Welcome to El Paso, TX and Cuidad Juarez
Due to the bigger and better highway it is faster if you are traveling East to travel on the US side of the highway than the Mexican side. Just to cram into our schedule as many places as we possibly could fit we decided to go into the state of Texas and visit El Paso for a day.
El Paso is a beautiful Southwestern (Northeastern if you are from) Texas town. While we were there I was able to see St. Patrick’s Cathedral that was built in 1914. During this time Mexico was in the middle of a heated revolution and the Catholic church was heavily suppressed in Mexico. St. Patrick’s Cathedral was built as a refugee location for Catholics fleeing the Mexican Revolution. We stayed in an Extended Stay by the airport which was nice because we had a full kitchen, which we used to buy groceries and save on meal costs.
We got in to our hotel room by nightfall and stayed up long enough to see the ball drop in New York. By this time in our trip Denise was a little tired of all the driving we had done so she decided she needed to rest the next morning. I on the other hand was not as tired so I decided to cross the bridge and visit Cuidad Juarez in the Mexican state of Chihuahua. Here is a video of me crossing the border:
I am only sort of joking with this video. From the moment I got in my uber to time I actually set foot in Mexico I must have been warned from 7-8 locals that I was doing something crazy. The fear is real. I had an uber driver tell me that his wife was Cuidad Juarez and she hadn’t seen her family in 20 years because she is so afraid of what happens there. When I started making a video at the gate where you pay 50 cents to cross a guy walked across the street just to warn me of the “mistake” I was making.
I on the other hand am known by my friends and family as a bit eccentric and it should come as no surprise that all this made me even more eager to pay my 50 cents and cross the border.
I have to say when I finally did cross over I was very disappointed. For all the people hanging out on the US side of the bridge there was no one waiting on the Mexican side. Nada (nothing), as the Mexicans would say, it took me walking two blocks before I actually saw another person on the street. It was very anticlimactic considering all the warnings I had received.
The truth of the matter is Americans have been coming to Juarez since forever and it became a very popular place in the 20s and 30s due to the prohibition. In my research I was able to find out that there is a claim that the Margarita was first made in Juarez in 1942 in the now Kentucky Bar that was established in 1920. I say claimed because Rosarito, Mexico also claims they invented the beverage in 1938. I don’t drink but I do find the history interesting. There was even one very famous club called the Lobby Cafe that was said to have been run by Al Capone’s top Captains.

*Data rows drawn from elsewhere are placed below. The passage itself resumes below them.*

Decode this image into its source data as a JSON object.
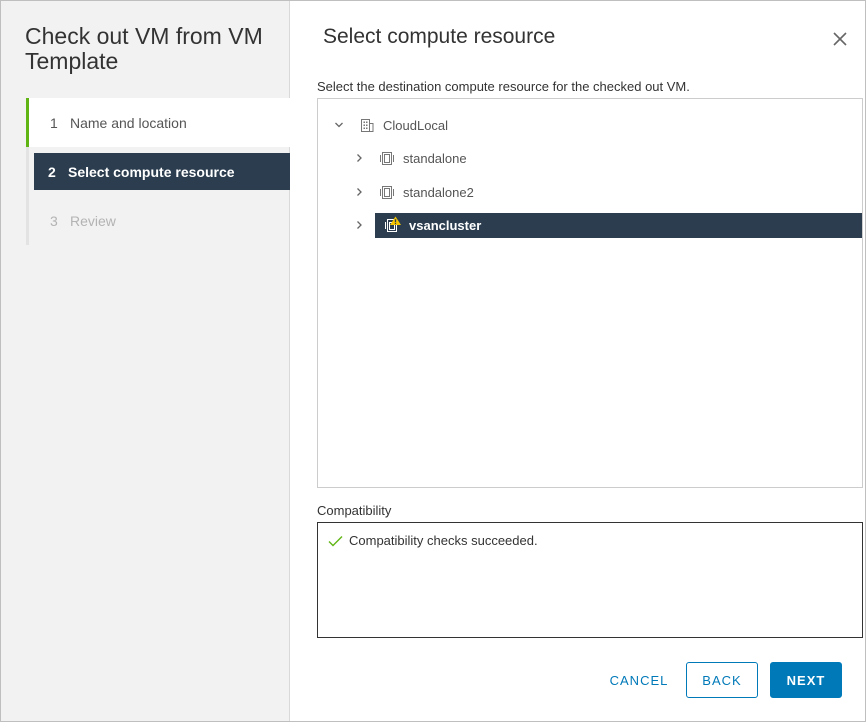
{
  "wizard": {
    "title": "Check out VM from VM Template",
    "steps": [
      {
        "number": "1",
        "label": "Name and location",
        "state": "completed"
      },
      {
        "number": "2",
        "label": "Select compute resource",
        "state": "active"
      },
      {
        "number": "3",
        "label": "Review",
        "state": "disabled"
      }
    ]
  },
  "page": {
    "title": "Select compute resource",
    "instruction": "Select the destination compute resource for the checked out VM."
  },
  "tree": {
    "root": {
      "label": "CloudLocal",
      "icon": "datacenter-icon",
      "expanded": true
    },
    "children": [
      {
        "label": "standalone",
        "icon": "host-icon",
        "selected": false
      },
      {
        "label": "standalone2",
        "icon": "host-icon",
        "selected": false
      },
      {
        "label": "vsancluster",
        "icon": "cluster-warning-icon",
        "selected": true
      }
    ]
  },
  "compatibility": {
    "label": "Compatibility",
    "message": "Compatibility checks succeeded.",
    "status_color": "#60b515"
  },
  "buttons": {
    "cancel": "CANCEL",
    "back": "BACK",
    "next": "NEXT"
  },
  "colors": {
    "accent": "#0079b8",
    "selected": "#2b3d4f",
    "completed_step": "#60b515"
  }
}
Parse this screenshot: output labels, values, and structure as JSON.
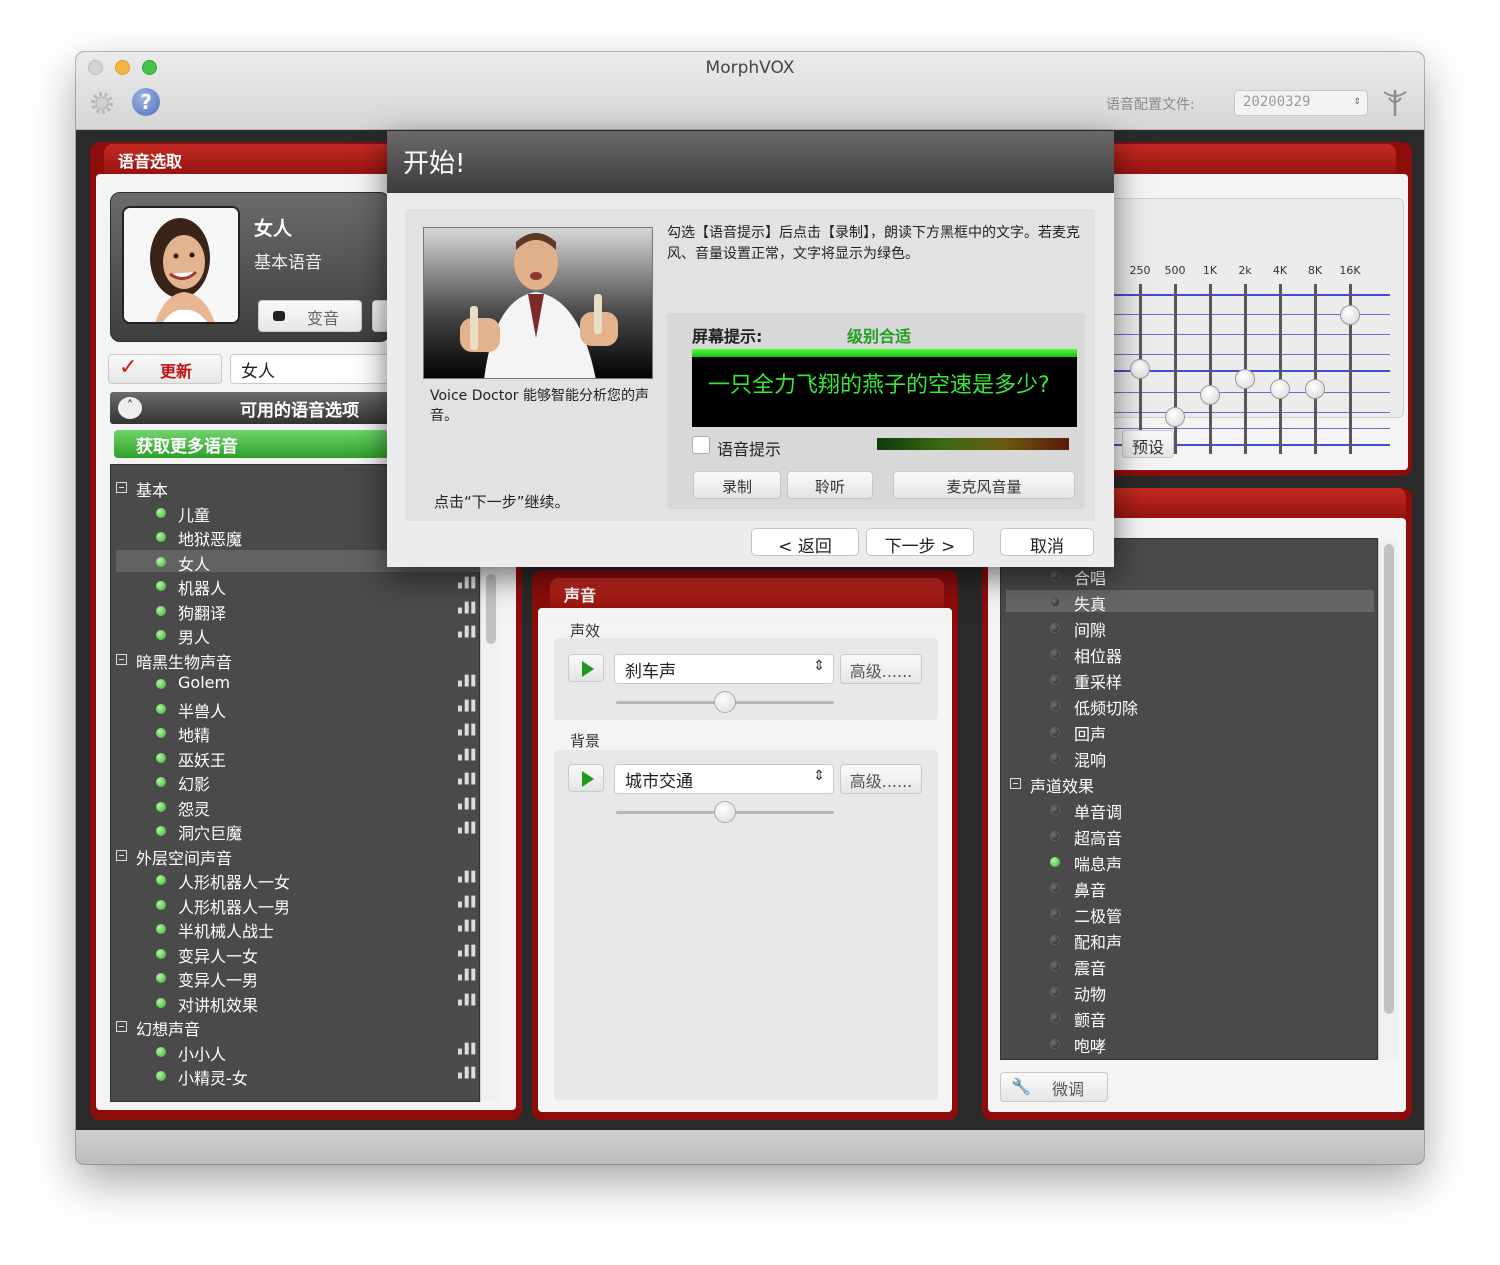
{
  "window": {
    "title": "MorphVOX"
  },
  "toolbar": {
    "profile_label": "语音配置文件:",
    "profile_value": "20200329"
  },
  "voice_panel": {
    "title": "语音选取",
    "current_voice": "女人",
    "current_type": "基本语音",
    "morph_button": "变音",
    "update_button": "更新",
    "voice_field": "女人",
    "available_header": "可用的语音选项",
    "get_more": "获取更多语音",
    "groups": [
      {
        "name": "基本",
        "items": [
          "儿童",
          "地狱恶魔",
          "女人",
          "机器人",
          "狗翻译",
          "男人"
        ]
      },
      {
        "name": "暗黑生物声音",
        "items": [
          "Golem",
          "半兽人",
          "地精",
          "巫妖王",
          "幻影",
          "怨灵",
          "洞穴巨魔"
        ]
      },
      {
        "name": "外层空间声音",
        "items": [
          "人形机器人一女",
          "人形机器人一男",
          "半机械人战士",
          "变异人一女",
          "变异人一男",
          "对讲机效果"
        ]
      },
      {
        "name": "幻想声音",
        "items": [
          "小小人",
          "小精灵-女"
        ]
      }
    ]
  },
  "sound_panel": {
    "title": "声音",
    "effects_label": "声效",
    "effect_value": "刹车声",
    "advanced_label": "高级......",
    "effect_volume": 0.5,
    "background_label": "背景",
    "background_value": "城市交通",
    "background_volume": 0.5
  },
  "eq_panel": {
    "bands": [
      "250",
      "500",
      "1K",
      "2k",
      "4K",
      "8K",
      "16K"
    ],
    "levels": [
      0.5,
      0.22,
      0.35,
      0.44,
      0.38,
      0.38,
      0.82
    ],
    "preset_button": "预设"
  },
  "effects_panel": {
    "items_top": [
      "合唱",
      "失真",
      "间隙",
      "相位器",
      "重采样",
      "低频切除",
      "回声",
      "混响"
    ],
    "group_name": "声道效果",
    "items_group": [
      "单音调",
      "超高音",
      "喘息声",
      "鼻音",
      "二极管",
      "配和声",
      "震音",
      "动物",
      "颤音",
      "咆哮"
    ],
    "tweak_button": "微调"
  },
  "dialog": {
    "title": "开始!",
    "instructions": "勾选【语音提示】后点击【录制】，朗读下方黑框中的文字。若麦克风、音量设置正常，文字将显示为绿色。",
    "caption": "Voice Doctor 能够智能分析您的声音。",
    "continue_hint": "点击“下一步”继续。",
    "screen_prompt_label": "屏幕提示:",
    "level_status": "级别合适",
    "prompt_text": "一只全力飞翔的燕子的空速是多少?",
    "voice_hint_label": "语音提示",
    "record_button": "录制",
    "listen_button": "聆听",
    "mic_volume_button": "麦克风音量",
    "back_button": "< 返回",
    "next_button": "下一步 >",
    "cancel_button": "取消"
  },
  "colors": {
    "panel_red": "#8d0d0d",
    "accent_green": "#2fbf2f",
    "dark_bg": "#4a4a4a"
  }
}
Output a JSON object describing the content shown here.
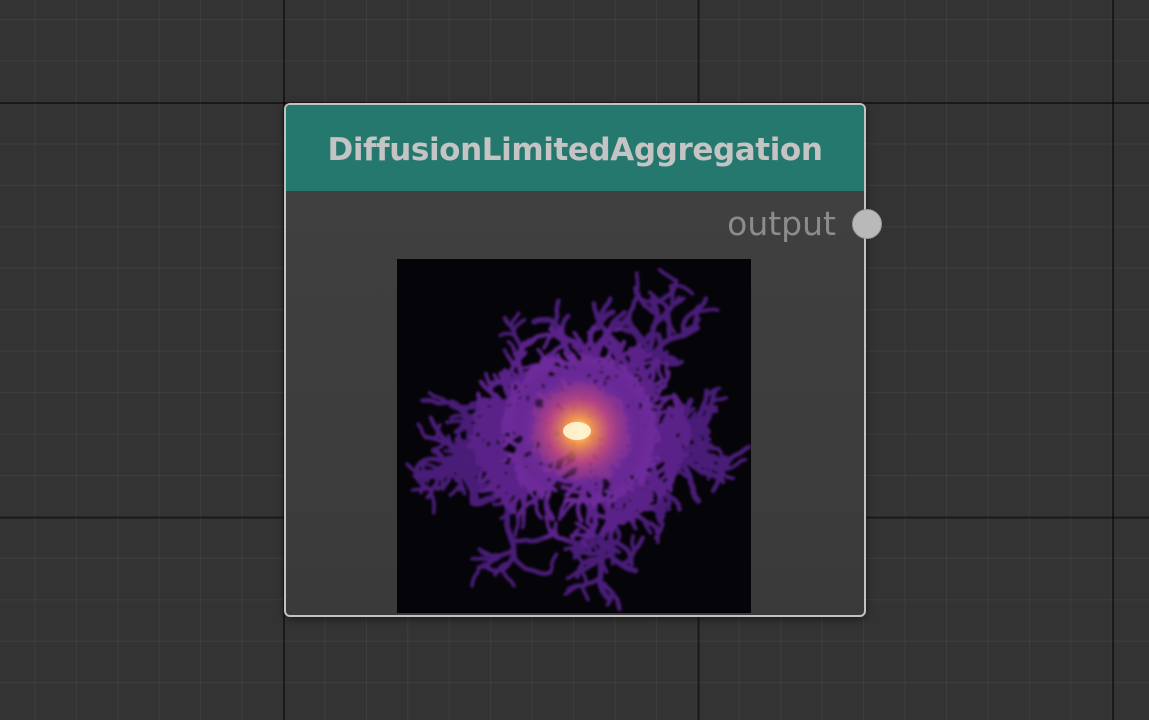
{
  "node": {
    "title": "DiffusionLimitedAggregation",
    "output_label": "output",
    "header_color": "#25786e",
    "socket_color": "#b9b9b9",
    "preview_icon": "dla-fractal-image",
    "preview_palette": [
      "#050408",
      "#3a1560",
      "#6b2f9a",
      "#b9408f",
      "#ef7a3c",
      "#fde8a6"
    ]
  }
}
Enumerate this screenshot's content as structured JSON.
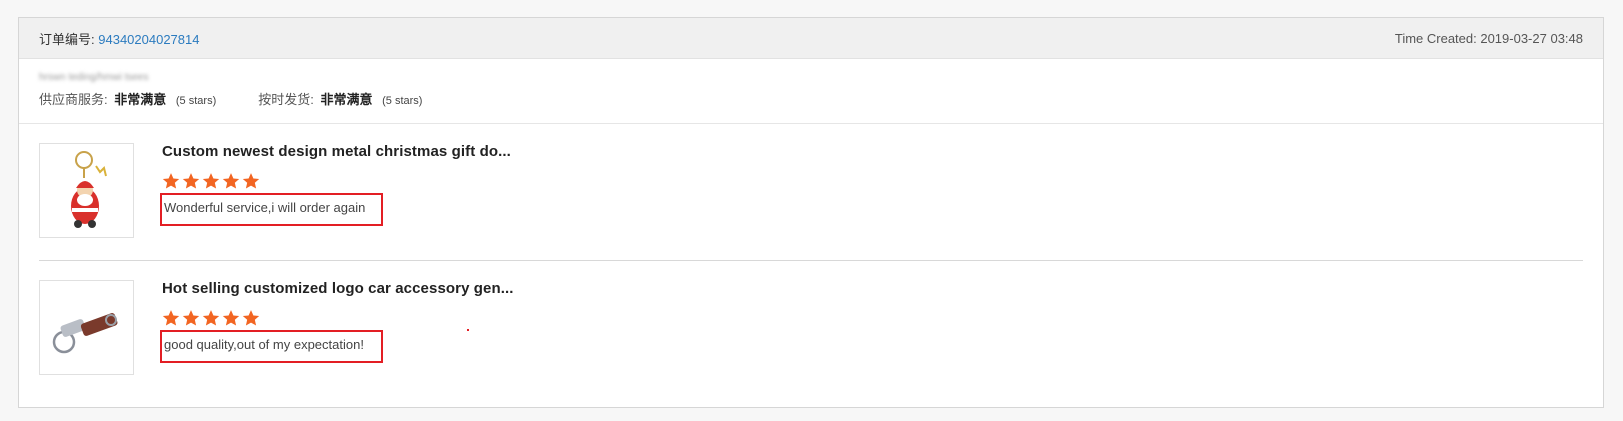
{
  "order": {
    "label": "订单编号:",
    "number": "94340204027814",
    "time_created": "Time Created: 2019-03-27 03:48"
  },
  "supplier": {
    "name_blurred": "hrswn teding/hmwi tsees",
    "service_label": "供应商服务:",
    "service_value": "非常满意",
    "service_stars": "(5 stars)",
    "delivery_label": "按时发货:",
    "delivery_value": "非常满意",
    "delivery_stars": "(5 stars)"
  },
  "products": [
    {
      "title": "Custom newest design metal christmas gift do...",
      "rating": 5,
      "review": "Wonderful service,i will order again",
      "image_icon": "santa-keychain-image"
    },
    {
      "title": "Hot selling customized logo car accessory gen...",
      "rating": 5,
      "review": "good quality,out of my expectation!",
      "image_icon": "leather-keychain-image"
    }
  ],
  "colors": {
    "star": "#f26522",
    "highlight_box": "#e31e24",
    "order_link": "#2b7bbf"
  }
}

The blocks closest to the border in Juarez are mostly either bars, pharmacies, and/or dentists shops. Typical for most Mexican border towns. In order to get to something interesting I had to walk about .5 miles to the downtown area. In the downtown area there were several things of note. The most most impressive building was probably the Catedral (Cathedral) de Nuestra Señora de Guadalupe de Ciudad Juárez. This first was first established in 1659 and they have kept the original mission church right next to the modern cathedral. The stained glass took up an entire wall of the modern cathedral and presented an amazing array of lights.
Also a highlight to Cuidad Juarez is the legacy of Juan Gabriel, a Mexican pop singer who died in 2016. Popular in all of Mexico, Juan Gabriel lived the latter part of his life in California in the United States, but he never forgot where he came from and Juarez never forgot Juan Gabriel. He might have passed on but many in Juarez still him as the unofficial king of the city. While I was in Juarez I went to eat in a cafeteria and the entire time I was there the people were singing Juan Gabriel songs. The whole atmosphere was very chill. I am sure there are problems in Juarez but as one Mexican told me “those things only happen to people looking for them.”
Crossing back into the United States cost less, only 25 cents. There wasn’t any line at the border and I was able to cross as fast as I could walk. One thing I have to say I noticed (but wasn’t allowed to photograph) was that immigration was processing a large number of refugees. There was at least a hundred of them being processed. This was kind of a shock to me because in San Ysidro they only allow 40 refugees a day to be processed and San Ysidro has considerately more crossing facilities than El Paso.
After having survived my explorations through El Paso and Juarez we continued on our journey to Albuquerque, New Mexico (which proved to be a lot more difficult).
Cool stories and nice pics. I think it’s awesome to travel and the experiences are priceless.
excelente historia, otra vision, bravo